Tony Blair's government has become arrogant and does not take fighting sleaze seriously enough, former Commons Speaker Betty Boothroyd has said.
Betty Boothroyd is worried about the size of Blair's majority
Baroness Boothroyd, a former Labour MP, said the government had enjoyed "far too large a majority".
This meant it was "steam rolling over everything", she said, adding that Mr Blair was too presidential.
She backed standards watchdog Sir Alistair Graham for saying Mr Blair saw standards as a "minor issue".
She told BBC News 24's Straight Talk programme: "It was absolutely right for a man in that position to speak out as he has done and I hope that 10 Downing Street have taken note of that."
The prime minister came to power promising to be "whiter than white".
But Lady Boothroyd, who stepped down as Commons speaker in 2001 and sits as a crossbench peer, spelt out what could go wrong in power.
"It came in with very good intentions, making all those statements, setting up all these conventions, these institutions - quite right," she said.
"But somehow there is an arrogance that has been built in there because they feel that it doesn't quite affect them."
Downing Street insists it does take standards issues seriously.
Sir John Bourn was appointed in March to advise ministers on potential clashes between their public duties and private affairs - and to investigate any claims that the rules have been broken.
But Sir Alistair has said he has little discretion to act on his own initiative and there is no guarantee his findings will be published.
Lady Boothroyd said she had prayed at the last election for whatever government was elected to have a "nice majority" of 30 or 40 (Labour's majority is 66).
"Otherwise there is arrogance, there is steam rolling over everything," she said.
The British prime minister now goes all over the world and is a world statesman, she said.
"So it is a bit presidential with a small 'p' in that respect, but for goodness sake let us not move into presidential style," she argued.
Lady Boothroyd also attacked the idea of having a partly-elected House of Lords, a proposal which reportedly now has Cabinet backing.
"I've never heard how that's going to work," she said. "Are my votes less important than somebody who's been elected?"

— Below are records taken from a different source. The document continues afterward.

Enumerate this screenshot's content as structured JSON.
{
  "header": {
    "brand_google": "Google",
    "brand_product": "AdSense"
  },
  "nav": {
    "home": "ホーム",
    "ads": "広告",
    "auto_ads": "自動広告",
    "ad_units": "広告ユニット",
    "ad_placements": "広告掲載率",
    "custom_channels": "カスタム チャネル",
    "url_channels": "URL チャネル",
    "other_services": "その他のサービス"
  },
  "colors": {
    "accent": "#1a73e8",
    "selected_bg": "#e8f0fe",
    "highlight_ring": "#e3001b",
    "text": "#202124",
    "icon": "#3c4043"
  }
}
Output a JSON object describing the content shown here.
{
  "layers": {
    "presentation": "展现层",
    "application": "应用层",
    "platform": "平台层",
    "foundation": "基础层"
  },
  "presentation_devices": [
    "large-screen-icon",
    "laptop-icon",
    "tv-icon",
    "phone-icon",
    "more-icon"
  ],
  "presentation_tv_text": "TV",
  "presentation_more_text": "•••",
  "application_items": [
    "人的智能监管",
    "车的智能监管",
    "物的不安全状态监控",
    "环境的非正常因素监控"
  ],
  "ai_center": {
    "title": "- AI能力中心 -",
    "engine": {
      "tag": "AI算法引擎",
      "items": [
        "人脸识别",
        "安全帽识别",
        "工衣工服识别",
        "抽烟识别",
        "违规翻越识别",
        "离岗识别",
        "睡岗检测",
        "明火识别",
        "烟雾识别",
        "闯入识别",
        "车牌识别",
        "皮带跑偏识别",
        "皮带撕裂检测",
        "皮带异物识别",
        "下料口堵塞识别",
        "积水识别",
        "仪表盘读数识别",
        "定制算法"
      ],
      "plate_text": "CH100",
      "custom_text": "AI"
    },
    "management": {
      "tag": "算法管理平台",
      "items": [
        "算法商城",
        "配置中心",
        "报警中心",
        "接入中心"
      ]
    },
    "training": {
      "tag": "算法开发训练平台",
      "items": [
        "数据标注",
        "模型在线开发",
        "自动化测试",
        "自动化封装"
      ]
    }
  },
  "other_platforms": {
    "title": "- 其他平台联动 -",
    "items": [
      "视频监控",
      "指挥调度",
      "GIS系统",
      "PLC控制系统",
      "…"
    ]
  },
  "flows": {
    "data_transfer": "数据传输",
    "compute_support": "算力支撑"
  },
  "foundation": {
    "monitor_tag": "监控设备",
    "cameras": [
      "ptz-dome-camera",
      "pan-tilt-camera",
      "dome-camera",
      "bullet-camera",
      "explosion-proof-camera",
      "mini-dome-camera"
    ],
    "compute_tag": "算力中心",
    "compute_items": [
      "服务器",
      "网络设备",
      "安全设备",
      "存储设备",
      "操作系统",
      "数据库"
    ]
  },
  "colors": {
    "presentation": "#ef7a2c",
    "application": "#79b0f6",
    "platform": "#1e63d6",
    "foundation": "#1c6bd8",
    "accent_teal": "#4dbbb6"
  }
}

She argued that a fully elected Lords would be a "huge challenge to the primacy of the Commons".
She asked who would "reign supreme" if the two houses disagreed.
Meanwhile, Mr Blair's former policy adviser is warning that Labour has lost public trust by relying too heavily on rich backers.
Geoff Mulgan, ex-No 10 policy chief, said the increase in spending by political parties on elections in the 1980s and 1990s had created pressures.
"I think many of them paid much to high a price in terms of giving too much power and sway to rich individuals and big companies," Mr Mulgan tells GMTV in an interview to be broadcast on Sunday.
"Then, not surprising, the public lost trust in them because they saw that happening, and I fear that that has happened to some extent to New Labour."
But he said the UK had been blessed "with pretty impressive leaders and highly moral leaders by the standards of recent history, or indeed by international standards".
Mr Blair ordered a review of the way parties under funded after recent claims of "cash for peerages".
New limits on election spending and on the size of individual donations are among the options being considered by former civil servant Sir Hayden Phillips.
Lady Boothroyd's Straight Talk interview is being screened on BBC News 24 on Saturday at 0430 BST, 1030 and 2230, and on Sunday at 0130, 1530 and 2230.